By JOHN A. WINTERS, Publisher
(EDITOR’S NOTE – This letter was originally published in 2002 from our publisher John Winters to his oldest son Caleb who was four years old at the time.)
It seems like yesterday that I was out fly fishing on an Alaskan river near our home when your mom called and said it was time to go to the hospital.
I helped deliver you and have to say you were smaller than the salmon I caught a few hours earlier.
But that was four years ago. And now, as you constantly remind me, you have just celebrated your fourth birthday. You are growing up so quickly – too quickly.
Already you’ve developed your own personality and your favorite things. Like the Power Pants you always want to wear or the Spiderman underwear. You’re also into Superman on certain days.

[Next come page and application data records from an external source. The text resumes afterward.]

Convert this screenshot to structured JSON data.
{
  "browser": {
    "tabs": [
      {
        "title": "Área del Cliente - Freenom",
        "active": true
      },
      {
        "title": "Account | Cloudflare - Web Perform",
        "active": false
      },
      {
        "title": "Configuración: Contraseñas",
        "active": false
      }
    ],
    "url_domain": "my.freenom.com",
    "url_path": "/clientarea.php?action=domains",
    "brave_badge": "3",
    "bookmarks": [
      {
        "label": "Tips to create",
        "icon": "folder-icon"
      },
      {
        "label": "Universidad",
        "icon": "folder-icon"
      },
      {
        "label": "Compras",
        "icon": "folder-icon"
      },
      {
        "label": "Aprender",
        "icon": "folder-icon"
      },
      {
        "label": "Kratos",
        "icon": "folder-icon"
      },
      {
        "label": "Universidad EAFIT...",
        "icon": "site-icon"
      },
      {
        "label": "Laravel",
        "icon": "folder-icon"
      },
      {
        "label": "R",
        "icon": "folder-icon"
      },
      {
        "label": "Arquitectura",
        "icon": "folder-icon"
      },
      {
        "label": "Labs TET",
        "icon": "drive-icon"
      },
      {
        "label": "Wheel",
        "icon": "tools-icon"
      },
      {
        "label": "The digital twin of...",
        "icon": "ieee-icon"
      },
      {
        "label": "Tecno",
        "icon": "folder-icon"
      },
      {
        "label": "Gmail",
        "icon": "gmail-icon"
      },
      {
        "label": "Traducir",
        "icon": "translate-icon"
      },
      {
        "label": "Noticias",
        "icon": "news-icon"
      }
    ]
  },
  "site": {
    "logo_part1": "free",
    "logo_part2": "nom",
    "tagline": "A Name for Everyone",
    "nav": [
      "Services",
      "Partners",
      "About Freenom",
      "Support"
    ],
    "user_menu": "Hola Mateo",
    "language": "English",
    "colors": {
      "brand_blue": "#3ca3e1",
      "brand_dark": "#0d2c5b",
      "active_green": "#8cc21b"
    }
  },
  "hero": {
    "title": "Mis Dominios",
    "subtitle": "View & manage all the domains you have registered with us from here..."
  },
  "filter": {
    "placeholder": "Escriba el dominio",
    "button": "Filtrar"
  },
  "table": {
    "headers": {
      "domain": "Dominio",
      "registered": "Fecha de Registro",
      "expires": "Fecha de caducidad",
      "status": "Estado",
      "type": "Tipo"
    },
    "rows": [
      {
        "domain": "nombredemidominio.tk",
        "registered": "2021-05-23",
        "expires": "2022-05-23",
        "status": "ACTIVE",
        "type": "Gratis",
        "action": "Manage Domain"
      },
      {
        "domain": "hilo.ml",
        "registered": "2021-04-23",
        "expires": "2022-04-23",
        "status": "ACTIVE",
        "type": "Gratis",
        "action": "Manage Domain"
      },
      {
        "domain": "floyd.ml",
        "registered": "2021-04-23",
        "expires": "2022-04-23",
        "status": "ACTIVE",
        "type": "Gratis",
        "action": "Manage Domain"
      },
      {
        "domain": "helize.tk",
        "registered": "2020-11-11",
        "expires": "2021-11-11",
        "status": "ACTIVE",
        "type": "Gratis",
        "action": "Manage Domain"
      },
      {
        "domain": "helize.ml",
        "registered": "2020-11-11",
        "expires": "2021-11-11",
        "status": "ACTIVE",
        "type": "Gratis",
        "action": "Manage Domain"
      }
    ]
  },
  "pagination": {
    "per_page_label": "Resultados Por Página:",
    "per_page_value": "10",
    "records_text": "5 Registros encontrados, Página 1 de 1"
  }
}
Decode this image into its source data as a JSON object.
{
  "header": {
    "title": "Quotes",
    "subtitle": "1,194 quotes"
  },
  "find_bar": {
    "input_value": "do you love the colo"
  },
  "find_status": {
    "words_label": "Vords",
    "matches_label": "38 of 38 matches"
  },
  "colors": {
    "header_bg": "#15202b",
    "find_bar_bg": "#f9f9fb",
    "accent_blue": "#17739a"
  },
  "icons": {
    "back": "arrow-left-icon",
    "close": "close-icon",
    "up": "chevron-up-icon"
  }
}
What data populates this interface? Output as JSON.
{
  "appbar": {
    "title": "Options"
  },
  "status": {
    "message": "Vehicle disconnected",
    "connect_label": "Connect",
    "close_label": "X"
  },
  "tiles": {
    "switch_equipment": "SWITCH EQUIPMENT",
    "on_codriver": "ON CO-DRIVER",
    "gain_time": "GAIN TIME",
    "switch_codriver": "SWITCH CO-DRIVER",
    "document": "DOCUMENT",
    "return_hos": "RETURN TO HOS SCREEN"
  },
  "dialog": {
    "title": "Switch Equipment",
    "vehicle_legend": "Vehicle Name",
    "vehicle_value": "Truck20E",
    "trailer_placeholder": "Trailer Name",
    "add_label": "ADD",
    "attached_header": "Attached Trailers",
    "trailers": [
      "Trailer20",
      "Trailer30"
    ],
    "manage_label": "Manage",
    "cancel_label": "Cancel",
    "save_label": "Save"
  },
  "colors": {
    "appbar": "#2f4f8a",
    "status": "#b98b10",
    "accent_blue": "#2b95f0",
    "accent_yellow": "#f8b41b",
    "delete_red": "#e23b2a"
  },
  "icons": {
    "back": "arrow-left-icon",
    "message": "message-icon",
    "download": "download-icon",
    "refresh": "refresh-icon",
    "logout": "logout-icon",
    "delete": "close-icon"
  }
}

And if I may be so bold, let me suggest that you always be careful of whom you pick for heroes. It’s easy to pick the big athlete or the superhero, but remember they put their pants on one leg at a time like you’re learning to do.
While the world may idolize them, they are human. It’s alright to have heroes, just make sure they have the same values as you should.
I want you to know how much I love our time together. I cherish every minute, even when I say I am tired and really don’t want to play swords anymore. Especially with all your rules – like I have to stay still while you come charging at me full speed and whack me on the ankle; and I can’t fight back.
I’m thankful that as you’ve grown up, you’ve gone along with my various sporting activities. You never whined while I put you on my back and took you fly fishing. Even when I snagged your ear with a fly, you didn’t tell the Little Black Dress.
Or the time I took you along while I played golf and you rode in the cart. At least you did until we hit that turn and you stood up and went flying out. Again, thanks for not telling The Dress. There are just some things that should be kept between a father and son.
I want to pass along some things that I hope you’ll take to heart.
Find a sport you love and one you can play the rest of your life. You’ll make lifelong friends who share your passion. It doesn’t matter if you are the best, just do your best and remember that tomorrow you can go out and try again if you had an off day.
Never settle for second-best; be it a job, grades, friends, sports or whatever. In everything you do, do your best and be satisfied with a job well done. Never be afraid to say you don’t know how to do something or don’t know the answer. Ask and learn. Be willing to “sign your name.”
Save 10 percent of everything you make, give away 10 percent and live on the remainder: you will be rich for life – and not just in a monetary way. Keep on asking questions like you do now, even when it seems I get exasperated because I can’t tell you exactly why the sky is blue or what blue really is.
Make friends with people who will hold you accountable for your actions. Remember that a true man is one who takes responsibility for what he does, regardless of the outcome.
Be passionate about everything you do and make sure you enjoy what you do – whether it be sports or a job or just life itself. Never give up learning.
Finally, make sure you marry a woman like your mom, and you will never go wrong.
Love you, my eldest Son of Thunder.
Update: Caleb just celebrated his 23rd birthday. He graduated from Mercer University with a double major and a minor. He achieved the highest academic rank possible – Summa Cum Laude. He also was named a Distinguished Military Graduate and was commissioned as a 2Lt. in the U.S. Army, armor division. All in one weekend. So far, it seems he’s following my advice pretty well.